Write back every entry exactly as it reads, with the pictures left behind.

RAW DATA Start Marker

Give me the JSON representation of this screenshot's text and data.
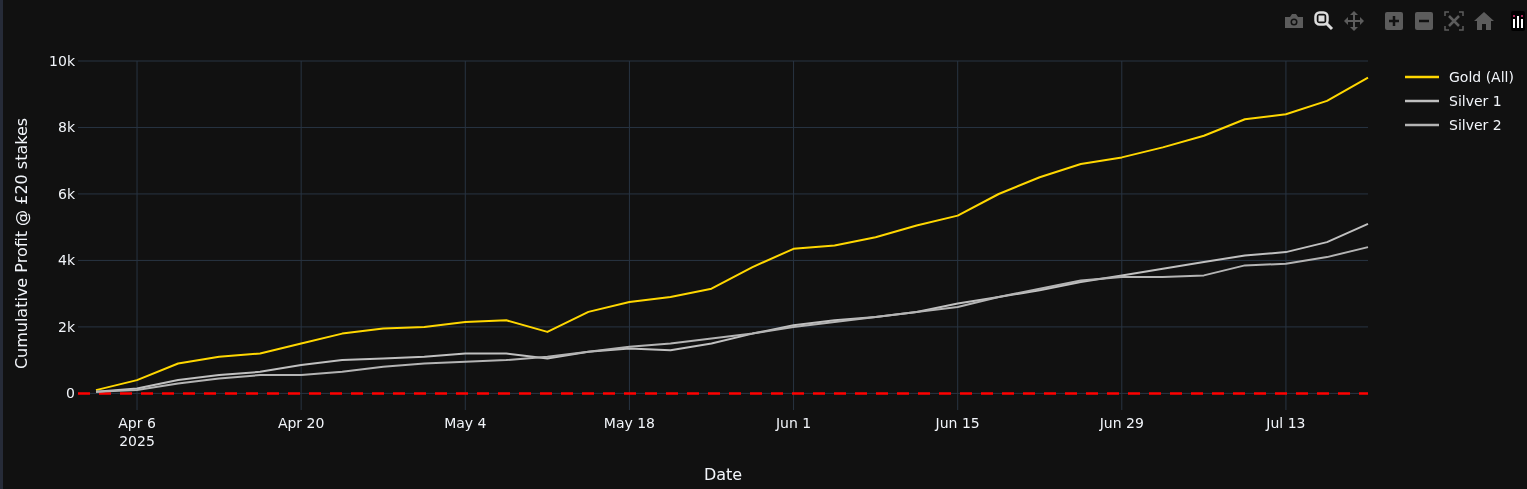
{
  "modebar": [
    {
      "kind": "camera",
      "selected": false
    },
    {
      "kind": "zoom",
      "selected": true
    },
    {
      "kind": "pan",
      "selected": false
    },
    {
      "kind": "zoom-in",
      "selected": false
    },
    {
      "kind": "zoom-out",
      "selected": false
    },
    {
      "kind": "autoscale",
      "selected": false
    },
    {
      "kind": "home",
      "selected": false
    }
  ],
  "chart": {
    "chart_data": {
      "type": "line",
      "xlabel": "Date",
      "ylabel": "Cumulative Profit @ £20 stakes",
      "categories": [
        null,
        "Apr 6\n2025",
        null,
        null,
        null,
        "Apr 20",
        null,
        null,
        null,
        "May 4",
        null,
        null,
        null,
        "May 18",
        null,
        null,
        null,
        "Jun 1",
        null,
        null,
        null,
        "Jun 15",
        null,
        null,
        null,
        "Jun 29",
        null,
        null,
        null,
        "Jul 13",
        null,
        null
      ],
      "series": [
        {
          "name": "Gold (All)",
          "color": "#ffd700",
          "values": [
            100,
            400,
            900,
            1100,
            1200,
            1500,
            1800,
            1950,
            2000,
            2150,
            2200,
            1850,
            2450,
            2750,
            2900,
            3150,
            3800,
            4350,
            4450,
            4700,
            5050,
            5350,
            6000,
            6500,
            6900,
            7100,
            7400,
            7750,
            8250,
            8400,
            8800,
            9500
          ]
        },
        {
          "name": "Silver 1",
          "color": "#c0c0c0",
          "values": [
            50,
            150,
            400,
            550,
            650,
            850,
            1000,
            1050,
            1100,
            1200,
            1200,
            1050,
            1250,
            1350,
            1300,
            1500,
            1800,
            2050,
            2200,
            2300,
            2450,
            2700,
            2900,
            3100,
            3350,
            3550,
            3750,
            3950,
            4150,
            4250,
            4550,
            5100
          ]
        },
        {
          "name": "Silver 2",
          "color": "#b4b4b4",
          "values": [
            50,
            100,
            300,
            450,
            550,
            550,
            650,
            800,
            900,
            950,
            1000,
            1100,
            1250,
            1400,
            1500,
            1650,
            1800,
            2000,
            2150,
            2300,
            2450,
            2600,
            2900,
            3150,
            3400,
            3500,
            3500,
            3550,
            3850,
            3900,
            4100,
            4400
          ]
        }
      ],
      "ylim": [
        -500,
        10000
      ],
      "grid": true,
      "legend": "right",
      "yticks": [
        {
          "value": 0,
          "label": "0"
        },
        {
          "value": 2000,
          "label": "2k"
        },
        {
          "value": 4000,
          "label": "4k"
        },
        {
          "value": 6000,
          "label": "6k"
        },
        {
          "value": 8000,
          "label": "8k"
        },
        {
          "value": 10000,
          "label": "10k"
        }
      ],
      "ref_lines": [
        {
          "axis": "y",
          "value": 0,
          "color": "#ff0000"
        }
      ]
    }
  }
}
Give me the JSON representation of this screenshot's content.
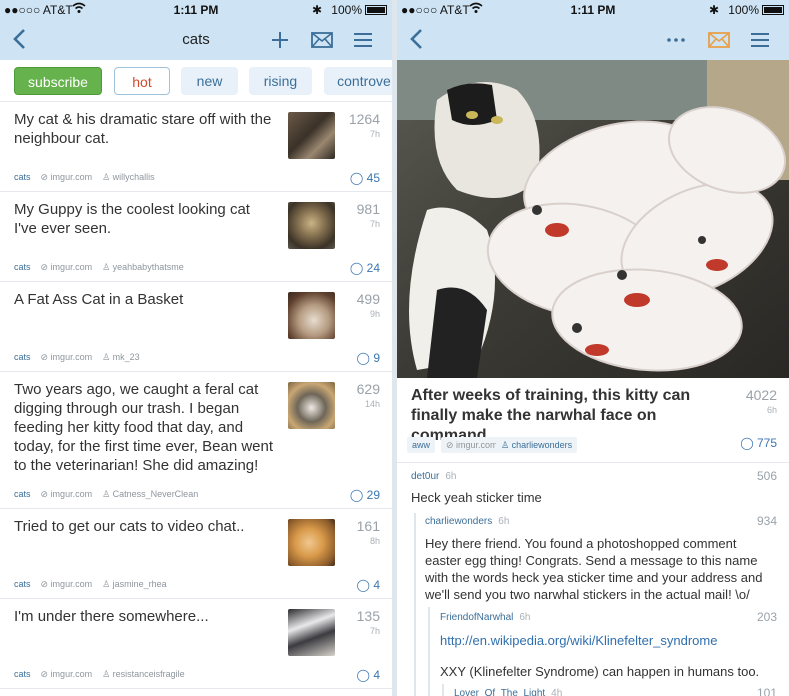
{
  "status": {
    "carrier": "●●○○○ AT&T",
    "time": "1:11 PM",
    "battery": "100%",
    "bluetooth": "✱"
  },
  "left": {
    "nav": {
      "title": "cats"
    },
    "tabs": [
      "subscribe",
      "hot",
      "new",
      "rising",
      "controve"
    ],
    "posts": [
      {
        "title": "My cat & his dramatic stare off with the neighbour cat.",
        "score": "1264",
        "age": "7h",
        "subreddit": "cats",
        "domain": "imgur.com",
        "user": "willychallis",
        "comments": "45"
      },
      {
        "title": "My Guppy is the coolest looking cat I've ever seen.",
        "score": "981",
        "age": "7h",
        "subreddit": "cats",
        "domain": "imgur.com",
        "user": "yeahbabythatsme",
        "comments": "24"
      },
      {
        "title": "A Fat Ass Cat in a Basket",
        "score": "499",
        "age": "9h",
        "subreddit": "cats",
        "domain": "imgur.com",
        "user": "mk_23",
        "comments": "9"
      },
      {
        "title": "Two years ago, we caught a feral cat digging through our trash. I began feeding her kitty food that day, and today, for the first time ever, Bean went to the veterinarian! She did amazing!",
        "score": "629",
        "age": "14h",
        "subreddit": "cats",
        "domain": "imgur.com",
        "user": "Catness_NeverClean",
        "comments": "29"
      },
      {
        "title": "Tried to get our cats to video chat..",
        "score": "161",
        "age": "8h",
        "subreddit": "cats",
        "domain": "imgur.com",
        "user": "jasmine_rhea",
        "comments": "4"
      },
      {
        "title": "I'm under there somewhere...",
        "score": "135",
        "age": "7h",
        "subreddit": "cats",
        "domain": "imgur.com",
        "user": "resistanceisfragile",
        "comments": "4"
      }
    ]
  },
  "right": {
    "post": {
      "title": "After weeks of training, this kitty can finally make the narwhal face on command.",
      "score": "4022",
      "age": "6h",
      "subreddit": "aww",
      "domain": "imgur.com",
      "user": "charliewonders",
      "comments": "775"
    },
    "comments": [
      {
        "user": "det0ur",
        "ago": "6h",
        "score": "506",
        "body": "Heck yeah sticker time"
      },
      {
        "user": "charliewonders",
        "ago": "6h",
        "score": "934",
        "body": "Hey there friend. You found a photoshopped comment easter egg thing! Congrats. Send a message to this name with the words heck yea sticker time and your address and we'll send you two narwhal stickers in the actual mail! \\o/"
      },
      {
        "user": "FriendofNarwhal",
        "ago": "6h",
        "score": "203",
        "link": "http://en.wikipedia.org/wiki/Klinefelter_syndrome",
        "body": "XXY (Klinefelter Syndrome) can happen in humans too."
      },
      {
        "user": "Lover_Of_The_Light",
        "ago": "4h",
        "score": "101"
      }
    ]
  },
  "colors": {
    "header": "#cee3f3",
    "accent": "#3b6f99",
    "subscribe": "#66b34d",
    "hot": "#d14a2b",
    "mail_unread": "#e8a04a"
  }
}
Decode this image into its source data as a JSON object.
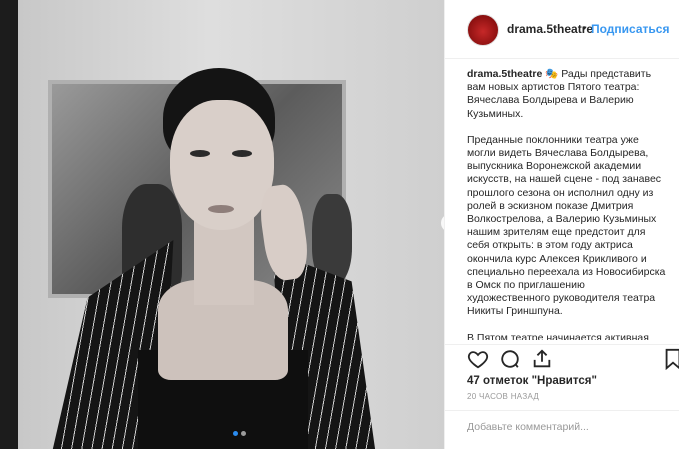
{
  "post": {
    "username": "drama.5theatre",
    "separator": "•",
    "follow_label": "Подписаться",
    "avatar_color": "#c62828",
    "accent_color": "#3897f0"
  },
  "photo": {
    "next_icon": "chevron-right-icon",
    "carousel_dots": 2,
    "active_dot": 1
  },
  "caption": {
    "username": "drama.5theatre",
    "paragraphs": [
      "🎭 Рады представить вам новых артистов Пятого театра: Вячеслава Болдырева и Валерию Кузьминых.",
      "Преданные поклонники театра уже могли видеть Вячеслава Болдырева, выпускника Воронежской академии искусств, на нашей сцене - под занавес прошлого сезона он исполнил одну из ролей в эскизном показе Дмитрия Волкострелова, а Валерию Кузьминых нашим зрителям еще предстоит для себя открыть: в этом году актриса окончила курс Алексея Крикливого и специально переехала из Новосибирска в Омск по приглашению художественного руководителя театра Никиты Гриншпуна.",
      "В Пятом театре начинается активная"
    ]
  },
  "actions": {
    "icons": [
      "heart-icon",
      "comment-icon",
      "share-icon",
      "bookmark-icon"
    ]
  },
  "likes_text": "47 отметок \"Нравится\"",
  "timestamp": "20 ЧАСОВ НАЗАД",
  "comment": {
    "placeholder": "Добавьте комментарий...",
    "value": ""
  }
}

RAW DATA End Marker

**TASK ANSWER:**
Give me the JSON representation of this screenshot's text and data.
{
  "modebar": [
    {
      "kind": "camera",
      "selected": false
    },
    {
      "kind": "zoom",
      "selected": true
    },
    {
      "kind": "pan",
      "selected": false
    },
    {
      "kind": "zoom-in",
      "selected": false
    },
    {
      "kind": "zoom-out",
      "selected": false
    },
    {
      "kind": "autoscale",
      "selected": false
    },
    {
      "kind": "home",
      "selected": false
    }
  ],
  "chart": {
    "chart_data": {
      "type": "line",
      "xlabel": "Date",
      "ylabel": "Cumulative Profit @ £20 stakes",
      "categories": [
        null,
        "Apr 6\n2025",
        null,
        null,
        null,
        "Apr 20",
        null,
        null,
        null,
        "May 4",
        null,
        null,
        null,
        "May 18",
        null,
        null,
        null,
        "Jun 1",
        null,
        null,
        null,
        "Jun 15",
        null,
        null,
        null,
        "Jun 29",
        null,
        null,
        null,
        "Jul 13",
        null,
        null
      ],
      "series": [
        {
          "name": "Gold (All)",
          "color": "#ffd700",
          "values": [
            100,
            400,
            900,
            1100,
            1200,
            1500,
            1800,
            1950,
            2000,
            2150,
            2200,
            1850,
            2450,
            2750,
            2900,
            3150,
            3800,
            4350,
            4450,
            4700,
            5050,
            5350,
            6000,
            6500,
            6900,
            7100,
            7400,
            7750,
            8250,
            8400,
            8800,
            9500
          ]
        },
        {
          "name": "Silver 1",
          "color": "#c0c0c0",
          "values": [
            50,
            150,
            400,
            550,
            650,
            850,
            1000,
            1050,
            1100,
            1200,
            1200,
            1050,
            1250,
            1350,
            1300,
            1500,
            1800,
            2050,
            2200,
            2300,
            2450,
            2700,
            2900,
            3100,
            3350,
            3550,
            3750,
            3950,
            4150,
            4250,
            4550,
            5100
          ]
        },
        {
          "name": "Silver 2",
          "color": "#b4b4b4",
          "values": [
            50,
            100,
            300,
            450,
            550,
            550,
            650,
            800,
            900,
            950,
            1000,
            1100,
            1250,
            1400,
            1500,
            1650,
            1800,
            2000,
            2150,
            2300,
            2450,
            2600,
            2900,
            3150,
            3400,
            3500,
            3500,
            3550,
            3850,
            3900,
            4100,
            4400
          ]
        }
      ],
      "ylim": [
        -500,
        10000
      ],
      "grid": true,
      "legend": "right",
      "yticks": [
        {
          "value": 0,
          "label": "0"
        },
        {
          "value": 2000,
          "label": "2k"
        },
        {
          "value": 4000,
          "label": "4k"
        },
        {
          "value": 6000,
          "label": "6k"
        },
        {
          "value": 8000,
          "label": "8k"
        },
        {
          "value": 10000,
          "label": "10k"
        }
      ],
      "ref_lines": [
        {
          "axis": "y",
          "value": 0,
          "color": "#ff0000"
        }
      ]
    }
  }
}
Give me the JSON representation of this screenshot's content.
{
  "status": {
    "carrier": "●●○○○ AT&T",
    "time": "1:11 PM",
    "battery": "100%",
    "bluetooth": "✱"
  },
  "left": {
    "nav": {
      "title": "cats"
    },
    "tabs": [
      "subscribe",
      "hot",
      "new",
      "rising",
      "controve"
    ],
    "posts": [
      {
        "title": "My cat & his dramatic stare off with the neighbour cat.",
        "score": "1264",
        "age": "7h",
        "subreddit": "cats",
        "domain": "imgur.com",
        "user": "willychallis",
        "comments": "45"
      },
      {
        "title": "My Guppy is the coolest looking cat I've ever seen.",
        "score": "981",
        "age": "7h",
        "subreddit": "cats",
        "domain": "imgur.com",
        "user": "yeahbabythatsme",
        "comments": "24"
      },
      {
        "title": "A Fat Ass Cat in a Basket",
        "score": "499",
        "age": "9h",
        "subreddit": "cats",
        "domain": "imgur.com",
        "user": "mk_23",
        "comments": "9"
      },
      {
        "title": "Two years ago, we caught a feral cat digging through our trash. I began feeding her kitty food that day, and today, for the first time ever, Bean went to the veterinarian! She did amazing!",
        "score": "629",
        "age": "14h",
        "subreddit": "cats",
        "domain": "imgur.com",
        "user": "Catness_NeverClean",
        "comments": "29"
      },
      {
        "title": "Tried to get our cats to video chat..",
        "score": "161",
        "age": "8h",
        "subreddit": "cats",
        "domain": "imgur.com",
        "user": "jasmine_rhea",
        "comments": "4"
      },
      {
        "title": "I'm under there somewhere...",
        "score": "135",
        "age": "7h",
        "subreddit": "cats",
        "domain": "imgur.com",
        "user": "resistanceisfragile",
        "comments": "4"
      }
    ]
  },
  "right": {
    "post": {
      "title": "After weeks of training, this kitty can finally make the narwhal face on command.",
      "score": "4022",
      "age": "6h",
      "subreddit": "aww",
      "domain": "imgur.com",
      "user": "charliewonders",
      "comments": "775"
    },
    "comments": [
      {
        "user": "det0ur",
        "ago": "6h",
        "score": "506",
        "body": "Heck yeah sticker time"
      },
      {
        "user": "charliewonders",
        "ago": "6h",
        "score": "934",
        "body": "Hey there friend. You found a photoshopped comment easter egg thing! Congrats. Send a message to this name with the words heck yea sticker time and your address and we'll send you two narwhal stickers in the actual mail! \\o/"
      },
      {
        "user": "FriendofNarwhal",
        "ago": "6h",
        "score": "203",
        "link": "http://en.wikipedia.org/wiki/Klinefelter_syndrome",
        "body": "XXY (Klinefelter Syndrome) can happen in humans too."
      },
      {
        "user": "Lover_Of_The_Light",
        "ago": "4h",
        "score": "101"
      }
    ]
  },
  "colors": {
    "header": "#cee3f3",
    "accent": "#3b6f99",
    "subscribe": "#66b34d",
    "hot": "#d14a2b",
    "mail_unread": "#e8a04a"
  }
}
Decode this image into its source data as a JSON object.
{
  "post": {
    "username": "drama.5theatre",
    "separator": "•",
    "follow_label": "Подписаться",
    "avatar_color": "#c62828",
    "accent_color": "#3897f0"
  },
  "photo": {
    "next_icon": "chevron-right-icon",
    "carousel_dots": 2,
    "active_dot": 1
  },
  "caption": {
    "username": "drama.5theatre",
    "paragraphs": [
      "🎭 Рады представить вам новых артистов Пятого театра: Вячеслава Болдырева и Валерию Кузьминых.",
      "Преданные поклонники театра уже могли видеть Вячеслава Болдырева, выпускника Воронежской академии искусств, на нашей сцене - под занавес прошлого сезона он исполнил одну из ролей в эскизном показе Дмитрия Волкострелова, а Валерию Кузьминых нашим зрителям еще предстоит для себя открыть: в этом году актриса окончила курс Алексея Крикливого и специально переехала из Новосибирска в Омск по приглашению художественного руководителя театра Никиты Гриншпуна.",
      "В Пятом театре начинается активная"
    ]
  },
  "actions": {
    "icons": [
      "heart-icon",
      "comment-icon",
      "share-icon",
      "bookmark-icon"
    ]
  },
  "likes_text": "47 отметок \"Нравится\"",
  "timestamp": "20 ЧАСОВ НАЗАД",
  "comment": {
    "placeholder": "Добавьте комментарий...",
    "value": ""
  }
}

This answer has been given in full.